Problem description:
What is the number of lines below that hold "content"? Answer with that number only.
# # # # # # #
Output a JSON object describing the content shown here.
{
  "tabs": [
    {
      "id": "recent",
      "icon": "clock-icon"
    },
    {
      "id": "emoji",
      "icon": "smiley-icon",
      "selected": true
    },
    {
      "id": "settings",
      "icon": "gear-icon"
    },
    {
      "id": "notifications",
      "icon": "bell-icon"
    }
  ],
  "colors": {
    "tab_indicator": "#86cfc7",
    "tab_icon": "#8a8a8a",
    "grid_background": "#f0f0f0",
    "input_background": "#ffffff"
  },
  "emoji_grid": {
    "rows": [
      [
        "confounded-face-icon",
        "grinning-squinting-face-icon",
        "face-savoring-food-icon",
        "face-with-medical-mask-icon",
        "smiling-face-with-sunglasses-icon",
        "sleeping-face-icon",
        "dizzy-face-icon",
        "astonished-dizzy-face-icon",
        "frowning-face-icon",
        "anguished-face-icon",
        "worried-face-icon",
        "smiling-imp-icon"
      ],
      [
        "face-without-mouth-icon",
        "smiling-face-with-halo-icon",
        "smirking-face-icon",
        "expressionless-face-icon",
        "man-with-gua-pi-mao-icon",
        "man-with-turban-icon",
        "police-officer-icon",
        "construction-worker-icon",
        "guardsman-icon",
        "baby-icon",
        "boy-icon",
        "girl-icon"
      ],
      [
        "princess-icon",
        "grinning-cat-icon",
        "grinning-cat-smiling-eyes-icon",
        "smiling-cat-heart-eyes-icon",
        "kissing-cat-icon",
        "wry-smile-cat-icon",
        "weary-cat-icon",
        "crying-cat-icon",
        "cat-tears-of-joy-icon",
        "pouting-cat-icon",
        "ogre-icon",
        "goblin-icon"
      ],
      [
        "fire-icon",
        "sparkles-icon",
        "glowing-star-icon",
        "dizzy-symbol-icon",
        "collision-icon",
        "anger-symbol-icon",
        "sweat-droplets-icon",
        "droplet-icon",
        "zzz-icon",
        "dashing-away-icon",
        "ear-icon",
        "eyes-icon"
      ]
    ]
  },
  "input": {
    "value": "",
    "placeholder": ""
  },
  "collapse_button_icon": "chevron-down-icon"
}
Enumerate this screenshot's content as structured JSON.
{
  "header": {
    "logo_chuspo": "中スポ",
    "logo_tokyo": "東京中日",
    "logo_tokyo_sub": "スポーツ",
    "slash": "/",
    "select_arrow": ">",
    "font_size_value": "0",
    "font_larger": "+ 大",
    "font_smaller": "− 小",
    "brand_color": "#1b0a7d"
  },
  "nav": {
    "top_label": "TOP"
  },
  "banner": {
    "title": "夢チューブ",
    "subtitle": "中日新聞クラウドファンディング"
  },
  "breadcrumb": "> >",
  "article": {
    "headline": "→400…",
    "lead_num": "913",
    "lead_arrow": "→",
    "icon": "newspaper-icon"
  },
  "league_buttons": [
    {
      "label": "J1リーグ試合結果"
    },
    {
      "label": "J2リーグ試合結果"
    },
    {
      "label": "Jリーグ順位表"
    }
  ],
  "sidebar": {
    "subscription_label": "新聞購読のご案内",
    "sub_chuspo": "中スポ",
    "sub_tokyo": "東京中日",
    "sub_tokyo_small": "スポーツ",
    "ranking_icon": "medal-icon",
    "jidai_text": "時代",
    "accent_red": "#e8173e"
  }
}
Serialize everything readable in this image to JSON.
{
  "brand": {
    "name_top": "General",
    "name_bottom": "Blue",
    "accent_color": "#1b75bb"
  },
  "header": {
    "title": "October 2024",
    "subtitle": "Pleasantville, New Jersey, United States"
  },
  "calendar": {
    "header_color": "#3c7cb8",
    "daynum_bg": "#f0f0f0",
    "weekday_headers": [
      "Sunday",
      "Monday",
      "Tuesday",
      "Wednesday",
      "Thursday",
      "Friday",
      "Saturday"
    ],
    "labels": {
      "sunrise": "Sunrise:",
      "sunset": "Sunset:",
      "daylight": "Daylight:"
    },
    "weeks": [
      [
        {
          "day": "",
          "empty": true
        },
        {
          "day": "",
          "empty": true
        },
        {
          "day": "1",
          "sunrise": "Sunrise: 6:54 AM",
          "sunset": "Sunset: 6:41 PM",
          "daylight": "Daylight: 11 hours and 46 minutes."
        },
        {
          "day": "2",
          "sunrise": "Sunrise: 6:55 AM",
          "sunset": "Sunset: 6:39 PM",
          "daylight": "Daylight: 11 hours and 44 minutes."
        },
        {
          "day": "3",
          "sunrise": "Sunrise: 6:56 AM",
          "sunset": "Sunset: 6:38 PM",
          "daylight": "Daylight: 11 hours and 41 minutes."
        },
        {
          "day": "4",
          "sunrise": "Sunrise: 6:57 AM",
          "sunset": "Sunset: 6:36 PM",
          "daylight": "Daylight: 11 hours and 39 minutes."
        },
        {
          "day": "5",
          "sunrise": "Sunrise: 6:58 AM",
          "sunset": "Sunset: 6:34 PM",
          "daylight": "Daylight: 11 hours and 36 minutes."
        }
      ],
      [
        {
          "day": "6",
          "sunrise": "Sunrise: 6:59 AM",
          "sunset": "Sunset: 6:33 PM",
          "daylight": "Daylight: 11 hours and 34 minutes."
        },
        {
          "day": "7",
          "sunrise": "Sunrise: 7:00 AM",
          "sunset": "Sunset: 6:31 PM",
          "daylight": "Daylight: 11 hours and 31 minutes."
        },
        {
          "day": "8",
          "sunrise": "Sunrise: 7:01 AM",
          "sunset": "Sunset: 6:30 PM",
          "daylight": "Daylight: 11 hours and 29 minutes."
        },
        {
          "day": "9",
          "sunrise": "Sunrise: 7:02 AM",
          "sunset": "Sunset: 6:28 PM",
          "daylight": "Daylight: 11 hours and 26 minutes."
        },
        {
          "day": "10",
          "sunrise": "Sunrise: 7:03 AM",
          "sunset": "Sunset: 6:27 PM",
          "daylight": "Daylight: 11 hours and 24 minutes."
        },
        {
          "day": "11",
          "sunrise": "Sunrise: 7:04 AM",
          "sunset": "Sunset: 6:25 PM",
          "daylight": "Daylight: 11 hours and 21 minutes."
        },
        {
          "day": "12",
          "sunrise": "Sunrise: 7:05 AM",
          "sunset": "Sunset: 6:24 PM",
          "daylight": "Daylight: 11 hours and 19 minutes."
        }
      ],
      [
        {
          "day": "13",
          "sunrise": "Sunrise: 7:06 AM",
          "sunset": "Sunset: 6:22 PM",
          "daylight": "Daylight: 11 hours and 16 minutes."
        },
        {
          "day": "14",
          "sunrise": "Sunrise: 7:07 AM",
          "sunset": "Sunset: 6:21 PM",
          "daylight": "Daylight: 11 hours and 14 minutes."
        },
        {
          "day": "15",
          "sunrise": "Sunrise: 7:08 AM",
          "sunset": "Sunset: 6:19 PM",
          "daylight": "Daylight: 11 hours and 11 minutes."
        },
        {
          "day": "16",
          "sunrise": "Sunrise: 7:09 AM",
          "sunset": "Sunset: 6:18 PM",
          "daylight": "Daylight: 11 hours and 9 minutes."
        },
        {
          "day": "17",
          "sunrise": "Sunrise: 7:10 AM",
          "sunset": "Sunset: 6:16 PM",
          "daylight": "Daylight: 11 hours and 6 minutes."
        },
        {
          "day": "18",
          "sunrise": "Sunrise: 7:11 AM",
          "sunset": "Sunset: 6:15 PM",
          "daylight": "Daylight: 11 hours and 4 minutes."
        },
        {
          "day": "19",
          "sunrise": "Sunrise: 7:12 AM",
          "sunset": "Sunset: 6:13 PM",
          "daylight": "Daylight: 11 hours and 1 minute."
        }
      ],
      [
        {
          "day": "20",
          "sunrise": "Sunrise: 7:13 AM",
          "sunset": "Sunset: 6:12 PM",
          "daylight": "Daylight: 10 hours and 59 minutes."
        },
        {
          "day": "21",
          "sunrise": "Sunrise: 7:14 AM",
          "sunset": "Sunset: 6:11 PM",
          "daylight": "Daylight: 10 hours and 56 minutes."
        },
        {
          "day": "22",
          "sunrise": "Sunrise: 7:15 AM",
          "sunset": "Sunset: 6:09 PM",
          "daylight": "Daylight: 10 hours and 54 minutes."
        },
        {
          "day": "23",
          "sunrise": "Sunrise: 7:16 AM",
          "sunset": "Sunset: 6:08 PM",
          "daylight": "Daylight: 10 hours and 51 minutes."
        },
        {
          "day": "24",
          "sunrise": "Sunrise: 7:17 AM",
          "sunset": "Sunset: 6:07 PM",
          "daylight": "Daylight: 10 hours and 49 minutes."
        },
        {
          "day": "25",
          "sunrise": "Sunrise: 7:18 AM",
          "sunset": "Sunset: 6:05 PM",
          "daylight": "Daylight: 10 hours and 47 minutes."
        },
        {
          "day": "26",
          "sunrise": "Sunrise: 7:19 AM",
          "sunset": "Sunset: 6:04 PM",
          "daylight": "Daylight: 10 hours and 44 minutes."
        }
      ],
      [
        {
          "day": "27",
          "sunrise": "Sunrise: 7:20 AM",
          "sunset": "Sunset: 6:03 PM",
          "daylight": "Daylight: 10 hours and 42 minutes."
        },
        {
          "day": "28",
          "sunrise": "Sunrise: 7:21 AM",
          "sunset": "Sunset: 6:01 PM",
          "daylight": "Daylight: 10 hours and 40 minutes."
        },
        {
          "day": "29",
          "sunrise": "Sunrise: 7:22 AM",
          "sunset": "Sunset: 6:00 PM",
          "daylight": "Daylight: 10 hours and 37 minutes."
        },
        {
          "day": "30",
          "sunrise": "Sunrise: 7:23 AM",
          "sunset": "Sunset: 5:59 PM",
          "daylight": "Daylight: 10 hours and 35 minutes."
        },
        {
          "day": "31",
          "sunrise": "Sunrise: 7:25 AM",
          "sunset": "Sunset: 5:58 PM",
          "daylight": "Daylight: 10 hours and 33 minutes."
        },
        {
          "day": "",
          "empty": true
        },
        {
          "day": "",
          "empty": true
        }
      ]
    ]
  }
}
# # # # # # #
Response below:
2